Transmission of HEV may also occur parenterally. Direct person-to-person transmission is rare. Unusually high mortality (approximately 20%) occurs in patients infected in the third trimester of pregnancy. There is no carrier state associated with HEV.
Viremia and virus shedding occur in the preicteric phase and last up to 10 days into the clinical phase. After an incubation period ranging from 15 to 60 days, HEV-infected patients develop symptoms of hepatitis with appearance of anti-HEV IgM antibody in serum, followed by detectable anti-HEV IgG antibody within a few days. Anti-HEV IgM remains positive for up to 6 months after onset of symptoms, whereas anti-HEV IgG levels usually persist for years after infection.

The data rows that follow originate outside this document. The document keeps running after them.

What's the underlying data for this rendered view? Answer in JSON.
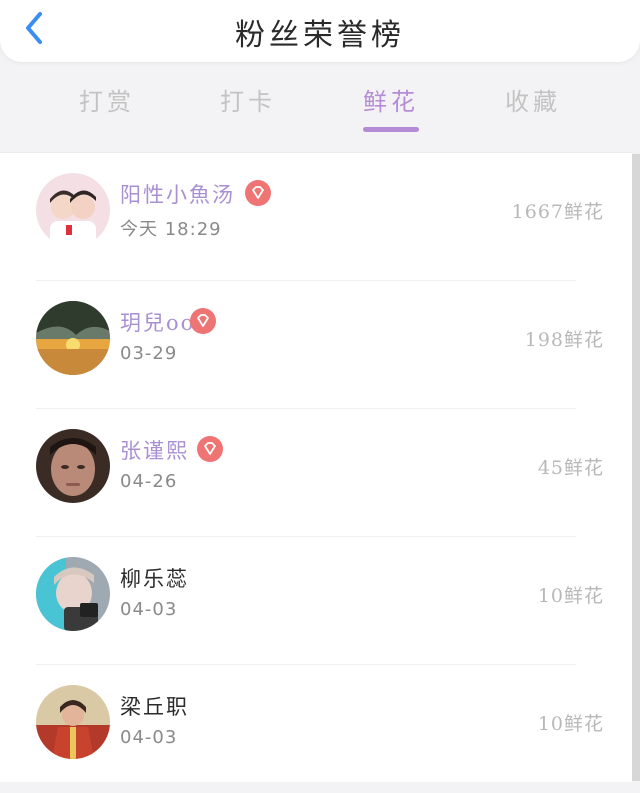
{
  "header": {
    "title": "粉丝荣誉榜",
    "back_icon": "chevron-left-icon",
    "back_color": "#3a8df5"
  },
  "tabs": [
    {
      "label": "打赏",
      "active": false
    },
    {
      "label": "打卡",
      "active": false
    },
    {
      "label": "鲜花",
      "active": true
    },
    {
      "label": "收藏",
      "active": false
    }
  ],
  "colors": {
    "accent": "#b58bd6",
    "name_highlight": "#a990d3",
    "badge": "#ef7474"
  },
  "list": {
    "rows": [
      {
        "name": "阳性小魚汤",
        "date": "今天 18:29",
        "count": "1667鲜花",
        "highlight": true,
        "badge": "gem-icon",
        "avatar": "couple-photo"
      },
      {
        "name": "玥兒oo",
        "date": "03-29",
        "count": "198鲜花",
        "highlight": true,
        "badge": "gem-icon",
        "avatar": "sunset-photo"
      },
      {
        "name": "张谨熙",
        "date": "04-26",
        "count": "45鲜花",
        "highlight": true,
        "badge": "gem-icon",
        "avatar": "face-photo"
      },
      {
        "name": "柳乐蕊",
        "date": "04-03",
        "count": "10鲜花",
        "highlight": false,
        "badge": null,
        "avatar": "selfie-photo"
      },
      {
        "name": "梁丘职",
        "date": "04-03",
        "count": "10鲜花",
        "highlight": false,
        "badge": null,
        "avatar": "warrior-photo"
      }
    ]
  }
}
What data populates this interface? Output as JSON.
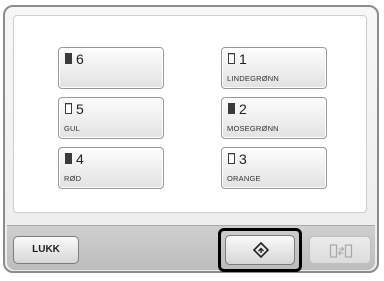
{
  "spools": [
    {
      "number": "6",
      "name": "",
      "filled": true
    },
    {
      "number": "1",
      "name": "LINDEGRØNN",
      "filled": false
    },
    {
      "number": "5",
      "name": "GUL",
      "filled": false
    },
    {
      "number": "2",
      "name": "MOSEGRØNN",
      "filled": true
    },
    {
      "number": "4",
      "name": "RØD",
      "filled": true
    },
    {
      "number": "3",
      "name": "ORANGE",
      "filled": false
    }
  ],
  "toolbar": {
    "close_label": "LUKK",
    "optimize_icon": "diamond-optimize-icon",
    "swap_icon": "spool-swap-icon",
    "swap_enabled": false
  },
  "colors": {
    "highlight": "#000000",
    "spool_filled": "#3a3a3a",
    "spool_empty": "#ffffff"
  }
}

Anti-HEV IgG is the serologic marker of choice for diagnosis of past HEV infection.
Normal range: Negative.
HEV antibody IgM: diagnosing acute or recent (<6 months) hepatitis E infection
HEV antibody IgG: diagnosis of past hepatitis E
Increased in previous or current hepatitis E infection